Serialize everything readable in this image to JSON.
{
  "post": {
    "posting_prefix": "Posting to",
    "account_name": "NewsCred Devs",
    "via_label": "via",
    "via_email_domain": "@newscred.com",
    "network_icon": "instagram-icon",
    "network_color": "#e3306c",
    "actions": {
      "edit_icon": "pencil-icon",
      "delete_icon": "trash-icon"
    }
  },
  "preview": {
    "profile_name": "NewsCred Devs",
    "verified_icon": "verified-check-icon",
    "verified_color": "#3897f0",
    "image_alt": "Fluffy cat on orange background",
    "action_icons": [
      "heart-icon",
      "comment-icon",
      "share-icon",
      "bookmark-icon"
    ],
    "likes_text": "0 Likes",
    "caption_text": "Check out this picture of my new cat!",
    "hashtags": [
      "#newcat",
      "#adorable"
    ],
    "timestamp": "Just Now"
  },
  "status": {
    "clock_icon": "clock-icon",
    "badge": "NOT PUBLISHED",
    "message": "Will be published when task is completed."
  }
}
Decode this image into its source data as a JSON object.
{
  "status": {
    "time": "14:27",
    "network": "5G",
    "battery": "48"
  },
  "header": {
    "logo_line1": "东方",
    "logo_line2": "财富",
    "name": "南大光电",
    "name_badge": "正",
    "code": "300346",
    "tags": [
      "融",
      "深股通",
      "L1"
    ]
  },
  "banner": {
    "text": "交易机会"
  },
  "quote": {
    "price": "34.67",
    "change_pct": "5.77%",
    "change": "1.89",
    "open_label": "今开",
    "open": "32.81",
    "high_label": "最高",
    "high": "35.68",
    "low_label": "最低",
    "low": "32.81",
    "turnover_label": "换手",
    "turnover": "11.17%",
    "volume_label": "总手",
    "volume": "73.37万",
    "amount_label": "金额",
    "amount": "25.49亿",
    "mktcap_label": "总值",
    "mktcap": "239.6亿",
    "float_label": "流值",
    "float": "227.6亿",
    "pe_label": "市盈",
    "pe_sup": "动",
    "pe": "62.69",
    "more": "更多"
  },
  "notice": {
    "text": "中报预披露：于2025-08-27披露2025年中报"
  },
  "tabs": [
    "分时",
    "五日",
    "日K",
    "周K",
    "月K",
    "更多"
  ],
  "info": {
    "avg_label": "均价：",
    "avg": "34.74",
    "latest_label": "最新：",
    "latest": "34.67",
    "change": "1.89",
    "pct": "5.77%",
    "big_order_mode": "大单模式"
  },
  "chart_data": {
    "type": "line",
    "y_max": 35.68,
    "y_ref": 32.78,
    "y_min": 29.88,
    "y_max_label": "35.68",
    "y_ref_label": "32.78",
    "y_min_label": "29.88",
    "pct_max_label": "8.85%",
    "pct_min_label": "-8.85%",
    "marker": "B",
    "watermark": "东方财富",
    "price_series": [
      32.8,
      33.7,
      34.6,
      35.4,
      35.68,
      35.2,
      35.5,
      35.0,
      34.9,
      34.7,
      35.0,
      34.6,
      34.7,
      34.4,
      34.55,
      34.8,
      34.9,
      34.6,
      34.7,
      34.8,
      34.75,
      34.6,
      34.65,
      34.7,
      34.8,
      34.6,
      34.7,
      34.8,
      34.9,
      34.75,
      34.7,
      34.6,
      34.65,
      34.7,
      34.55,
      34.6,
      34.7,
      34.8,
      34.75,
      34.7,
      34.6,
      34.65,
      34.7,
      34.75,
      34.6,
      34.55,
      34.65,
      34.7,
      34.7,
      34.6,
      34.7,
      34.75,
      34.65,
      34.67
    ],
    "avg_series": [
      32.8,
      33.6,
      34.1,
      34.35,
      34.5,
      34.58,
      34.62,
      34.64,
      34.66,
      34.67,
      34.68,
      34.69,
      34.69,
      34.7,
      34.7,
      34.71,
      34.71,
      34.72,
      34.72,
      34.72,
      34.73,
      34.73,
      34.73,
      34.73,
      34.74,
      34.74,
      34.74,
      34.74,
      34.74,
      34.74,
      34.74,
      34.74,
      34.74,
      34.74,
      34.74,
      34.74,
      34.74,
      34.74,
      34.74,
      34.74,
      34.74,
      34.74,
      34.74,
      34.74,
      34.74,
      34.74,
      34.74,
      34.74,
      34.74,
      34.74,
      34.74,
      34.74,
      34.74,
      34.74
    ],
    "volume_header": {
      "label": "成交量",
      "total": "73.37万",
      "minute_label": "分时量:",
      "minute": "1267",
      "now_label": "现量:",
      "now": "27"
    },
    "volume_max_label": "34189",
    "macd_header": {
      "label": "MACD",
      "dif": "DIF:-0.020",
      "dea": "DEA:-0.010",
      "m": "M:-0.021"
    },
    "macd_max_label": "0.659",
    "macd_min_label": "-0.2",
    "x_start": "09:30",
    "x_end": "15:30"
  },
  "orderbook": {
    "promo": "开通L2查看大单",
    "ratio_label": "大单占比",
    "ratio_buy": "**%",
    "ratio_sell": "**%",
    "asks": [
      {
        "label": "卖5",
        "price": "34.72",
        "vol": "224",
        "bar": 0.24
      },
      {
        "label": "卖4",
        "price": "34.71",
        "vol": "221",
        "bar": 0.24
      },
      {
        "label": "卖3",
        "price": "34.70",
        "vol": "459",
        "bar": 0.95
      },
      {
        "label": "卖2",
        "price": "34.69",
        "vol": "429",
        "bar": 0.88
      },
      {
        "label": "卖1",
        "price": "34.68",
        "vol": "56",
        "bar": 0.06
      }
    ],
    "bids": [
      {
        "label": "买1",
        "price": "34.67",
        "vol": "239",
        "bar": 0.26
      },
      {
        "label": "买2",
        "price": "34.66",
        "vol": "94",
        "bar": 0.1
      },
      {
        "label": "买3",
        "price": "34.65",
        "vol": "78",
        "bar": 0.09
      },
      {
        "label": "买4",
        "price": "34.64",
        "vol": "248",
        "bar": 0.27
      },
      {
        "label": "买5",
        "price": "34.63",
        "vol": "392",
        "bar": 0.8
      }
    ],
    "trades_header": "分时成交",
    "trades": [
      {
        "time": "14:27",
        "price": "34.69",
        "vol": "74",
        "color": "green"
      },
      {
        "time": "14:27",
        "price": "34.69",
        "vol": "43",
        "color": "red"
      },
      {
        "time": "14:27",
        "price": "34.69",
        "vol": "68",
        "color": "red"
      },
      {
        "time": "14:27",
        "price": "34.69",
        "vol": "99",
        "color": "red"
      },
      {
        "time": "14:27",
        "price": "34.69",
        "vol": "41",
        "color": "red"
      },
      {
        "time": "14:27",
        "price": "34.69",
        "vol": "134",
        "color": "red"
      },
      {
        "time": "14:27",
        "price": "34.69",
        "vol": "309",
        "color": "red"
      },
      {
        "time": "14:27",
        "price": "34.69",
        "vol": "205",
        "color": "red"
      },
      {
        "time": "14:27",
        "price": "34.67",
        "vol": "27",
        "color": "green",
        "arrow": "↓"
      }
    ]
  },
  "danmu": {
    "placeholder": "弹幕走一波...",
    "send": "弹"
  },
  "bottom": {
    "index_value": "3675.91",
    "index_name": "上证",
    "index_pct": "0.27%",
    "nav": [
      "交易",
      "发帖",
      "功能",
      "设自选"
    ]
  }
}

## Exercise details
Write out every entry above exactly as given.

## Output of the exercise
Serialize everything readable in this image to JSON.
{
  "post": {
    "posting_prefix": "Posting to",
    "account_name": "NewsCred Devs",
    "via_label": "via",
    "via_email_domain": "@newscred.com",
    "network_icon": "instagram-icon",
    "network_color": "#e3306c",
    "actions": {
      "edit_icon": "pencil-icon",
      "delete_icon": "trash-icon"
    }
  },
  "preview": {
    "profile_name": "NewsCred Devs",
    "verified_icon": "verified-check-icon",
    "verified_color": "#3897f0",
    "image_alt": "Fluffy cat on orange background",
    "action_icons": [
      "heart-icon",
      "comment-icon",
      "share-icon",
      "bookmark-icon"
    ],
    "likes_text": "0 Likes",
    "caption_text": "Check out this picture of my new cat!",
    "hashtags": [
      "#newcat",
      "#adorable"
    ],
    "timestamp": "Just Now"
  },
  "status": {
    "clock_icon": "clock-icon",
    "badge": "NOT PUBLISHED",
    "message": "Will be published when task is completed."
  }
}
Decode this image into its source data as a JSON object.
{
  "status": {
    "time": "14:27",
    "network": "5G",
    "battery": "48"
  },
  "header": {
    "logo_line1": "东方",
    "logo_line2": "财富",
    "name": "南大光电",
    "name_badge": "正",
    "code": "300346",
    "tags": [
      "融",
      "深股通",
      "L1"
    ]
  },
  "banner": {
    "text": "交易机会"
  },
  "quote": {
    "price": "34.67",
    "change_pct": "5.77%",
    "change": "1.89",
    "open_label": "今开",
    "open": "32.81",
    "high_label": "最高",
    "high": "35.68",
    "low_label": "最低",
    "low": "32.81",
    "turnover_label": "换手",
    "turnover": "11.17%",
    "volume_label": "总手",
    "volume": "73.37万",
    "amount_label": "金额",
    "amount": "25.49亿",
    "mktcap_label": "总值",
    "mktcap": "239.6亿",
    "float_label": "流值",
    "float": "227.6亿",
    "pe_label": "市盈",
    "pe_sup": "动",
    "pe": "62.69",
    "more": "更多"
  },
  "notice": {
    "text": "中报预披露：于2025-08-27披露2025年中报"
  },
  "tabs": [
    "分时",
    "五日",
    "日K",
    "周K",
    "月K",
    "更多"
  ],
  "info": {
    "avg_label": "均价：",
    "avg": "34.74",
    "latest_label": "最新：",
    "latest": "34.67",
    "change": "1.89",
    "pct": "5.77%",
    "big_order_mode": "大单模式"
  },
  "chart_data": {
    "type": "line",
    "y_max": 35.68,
    "y_ref": 32.78,
    "y_min": 29.88,
    "y_max_label": "35.68",
    "y_ref_label": "32.78",
    "y_min_label": "29.88",
    "pct_max_label": "8.85%",
    "pct_min_label": "-8.85%",
    "marker": "B",
    "watermark": "东方财富",
    "price_series": [
      32.8,
      33.7,
      34.6,
      35.4,
      35.68,
      35.2,
      35.5,
      35.0,
      34.9,
      34.7,
      35.0,
      34.6,
      34.7,
      34.4,
      34.55,
      34.8,
      34.9,
      34.6,
      34.7,
      34.8,
      34.75,
      34.6,
      34.65,
      34.7,
      34.8,
      34.6,
      34.7,
      34.8,
      34.9,
      34.75,
      34.7,
      34.6,
      34.65,
      34.7,
      34.55,
      34.6,
      34.7,
      34.8,
      34.75,
      34.7,
      34.6,
      34.65,
      34.7,
      34.75,
      34.6,
      34.55,
      34.65,
      34.7,
      34.7,
      34.6,
      34.7,
      34.75,
      34.65,
      34.67
    ],
    "avg_series": [
      32.8,
      33.6,
      34.1,
      34.35,
      34.5,
      34.58,
      34.62,
      34.64,
      34.66,
      34.67,
      34.68,
      34.69,
      34.69,
      34.7,
      34.7,
      34.71,
      34.71,
      34.72,
      34.72,
      34.72,
      34.73,
      34.73,
      34.73,
      34.73,
      34.74,
      34.74,
      34.74,
      34.74,
      34.74,
      34.74,
      34.74,
      34.74,
      34.74,
      34.74,
      34.74,
      34.74,
      34.74,
      34.74,
      34.74,
      34.74,
      34.74,
      34.74,
      34.74,
      34.74,
      34.74,
      34.74,
      34.74,
      34.74,
      34.74,
      34.74,
      34.74,
      34.74,
      34.74,
      34.74
    ],
    "volume_header": {
      "label": "成交量",
      "total": "73.37万",
      "minute_label": "分时量:",
      "minute": "1267",
      "now_label": "现量:",
      "now": "27"
    },
    "volume_max_label": "34189",
    "macd_header": {
      "label": "MACD",
      "dif": "DIF:-0.020",
      "dea": "DEA:-0.010",
      "m": "M:-0.021"
    },
    "macd_max_label": "0.659",
    "macd_min_label": "-0.2",
    "x_start": "09:30",
    "x_end": "15:30"
  },
  "orderbook": {
    "promo": "开通L2查看大单",
    "ratio_label": "大单占比",
    "ratio_buy": "**%",
    "ratio_sell": "**%",
    "asks": [
      {
        "label": "卖5",
        "price": "34.72",
        "vol": "224",
        "bar": 0.24
      },
      {
        "label": "卖4",
        "price": "34.71",
        "vol": "221",
        "bar": 0.24
      },
      {
        "label": "卖3",
        "price": "34.70",
        "vol": "459",
        "bar": 0.95
      },
      {
        "label": "卖2",
        "price": "34.69",
        "vol": "429",
        "bar": 0.88
      },
      {
        "label": "卖1",
        "price": "34.68",
        "vol": "56",
        "bar": 0.06
      }
    ],
    "bids": [
      {
        "label": "买1",
        "price": "34.67",
        "vol": "239",
        "bar": 0.26
      },
      {
        "label": "买2",
        "price": "34.66",
        "vol": "94",
        "bar": 0.1
      },
      {
        "label": "买3",
        "price": "34.65",
        "vol": "78",
        "bar": 0.09
      },
      {
        "label": "买4",
        "price": "34.64",
        "vol": "248",
        "bar": 0.27
      },
      {
        "label": "买5",
        "price": "34.63",
        "vol": "392",
        "bar": 0.8
      }
    ],
    "trades_header": "分时成交",
    "trades": [
      {
        "time": "14:27",
        "price": "34.69",
        "vol": "74",
        "color": "green"
      },
      {
        "time": "14:27",
        "price": "34.69",
        "vol": "43",
        "color": "red"
      },
      {
        "time": "14:27",
        "price": "34.69",
        "vol": "68",
        "color": "red"
      },
      {
        "time": "14:27",
        "price": "34.69",
        "vol": "99",
        "color": "red"
      },
      {
        "time": "14:27",
        "price": "34.69",
        "vol": "41",
        "color": "red"
      },
      {
        "time": "14:27",
        "price": "34.69",
        "vol": "134",
        "color": "red"
      },
      {
        "time": "14:27",
        "price": "34.69",
        "vol": "309",
        "color": "red"
      },
      {
        "time": "14:27",
        "price": "34.69",
        "vol": "205",
        "color": "red"
      },
      {
        "time": "14:27",
        "price": "34.67",
        "vol": "27",
        "color": "green",
        "arrow": "↓"
      }
    ]
  },
  "danmu": {
    "placeholder": "弹幕走一波...",
    "send": "弹"
  },
  "bottom": {
    "index_value": "3675.91",
    "index_name": "上证",
    "index_pct": "0.27%",
    "nav": [
      "交易",
      "发帖",
      "功能",
      "设自选"
    ]
  }
}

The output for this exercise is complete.